* _Given information_
%%

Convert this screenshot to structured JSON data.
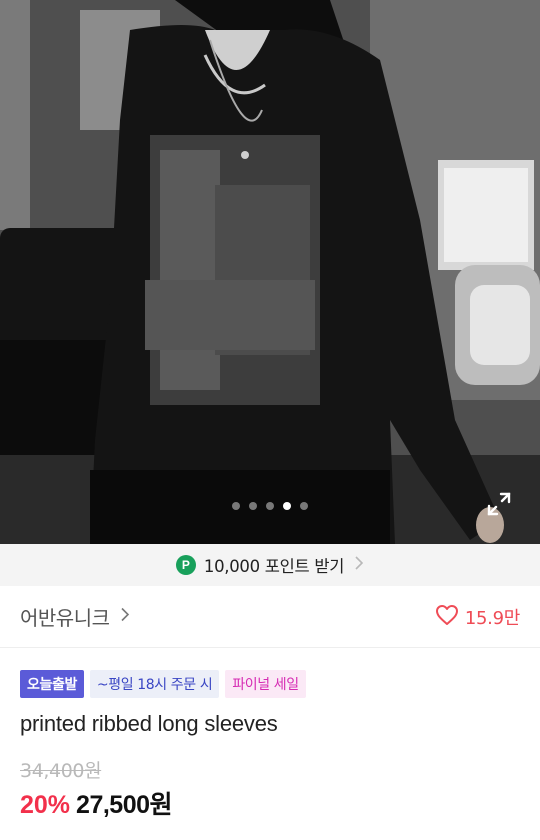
{
  "product_image": {
    "alt": "product photo",
    "carousel": {
      "count": 5,
      "active_index": 3
    }
  },
  "points_banner": {
    "badge": "P",
    "text": "10,000 포인트 받기"
  },
  "brand": {
    "name": "어반유니크",
    "like_count": "15.9만"
  },
  "badges": {
    "today_shipping": "오늘출발",
    "cutoff": "~평일 18시 주문 시",
    "final_sale": "파이널 세일"
  },
  "product": {
    "title": "printed ribbed long sleeves",
    "original_price": "34,400원",
    "discount": "20%",
    "sale_price": "27,500원"
  },
  "colors": {
    "points_badge": "#18a05b",
    "like": "#ef4c56",
    "discount": "#f2304b",
    "today_badge": "#5b5bd8"
  },
  "icons": [
    "chevron-right-icon",
    "heart-icon",
    "expand-icon"
  ]
}
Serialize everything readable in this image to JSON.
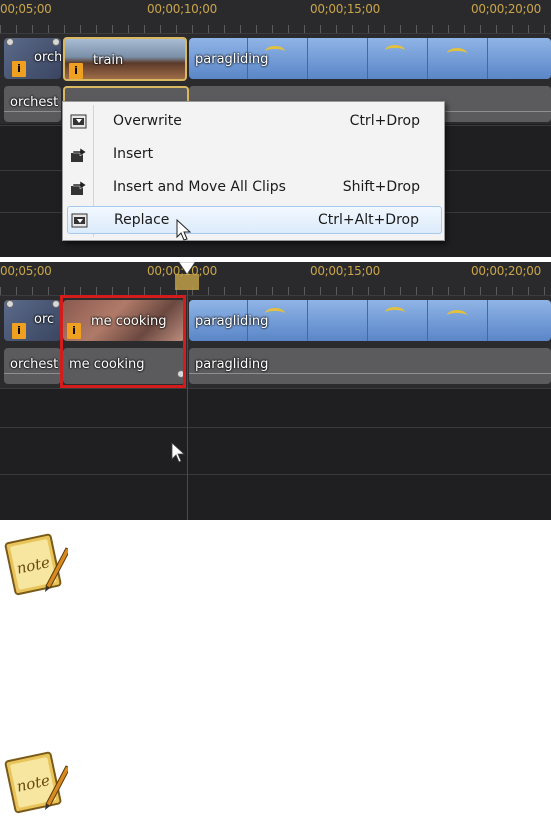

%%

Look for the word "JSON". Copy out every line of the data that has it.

Convert this screenshot to structured JSON data.
Serialize everything readable in this image to JSON.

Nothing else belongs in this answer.